Interface dataset entries
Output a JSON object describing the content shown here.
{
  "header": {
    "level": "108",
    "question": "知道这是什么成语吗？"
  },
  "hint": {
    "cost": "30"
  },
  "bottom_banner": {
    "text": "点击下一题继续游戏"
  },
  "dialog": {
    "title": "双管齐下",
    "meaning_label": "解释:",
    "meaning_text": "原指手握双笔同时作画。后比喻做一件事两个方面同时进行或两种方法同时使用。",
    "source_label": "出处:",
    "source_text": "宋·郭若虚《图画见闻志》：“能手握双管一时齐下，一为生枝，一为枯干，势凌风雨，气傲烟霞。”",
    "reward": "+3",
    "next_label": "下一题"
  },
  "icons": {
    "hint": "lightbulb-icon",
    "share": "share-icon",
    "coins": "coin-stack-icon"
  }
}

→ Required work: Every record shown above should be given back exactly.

→ Your solution:
Output a JSON object describing the content shown here.
{
  "header": {
    "level": "108",
    "question": "知道这是什么成语吗？"
  },
  "hint": {
    "cost": "30"
  },
  "bottom_banner": {
    "text": "点击下一题继续游戏"
  },
  "dialog": {
    "title": "双管齐下",
    "meaning_label": "解释:",
    "meaning_text": "原指手握双笔同时作画。后比喻做一件事两个方面同时进行或两种方法同时使用。",
    "source_label": "出处:",
    "source_text": "宋·郭若虚《图画见闻志》：“能手握双管一时齐下，一为生枝，一为枯干，势凌风雨，气傲烟霞。”",
    "reward": "+3",
    "next_label": "下一题"
  },
  "icons": {
    "hint": "lightbulb-icon",
    "share": "share-icon",
    "coins": "coin-stack-icon"
  }
}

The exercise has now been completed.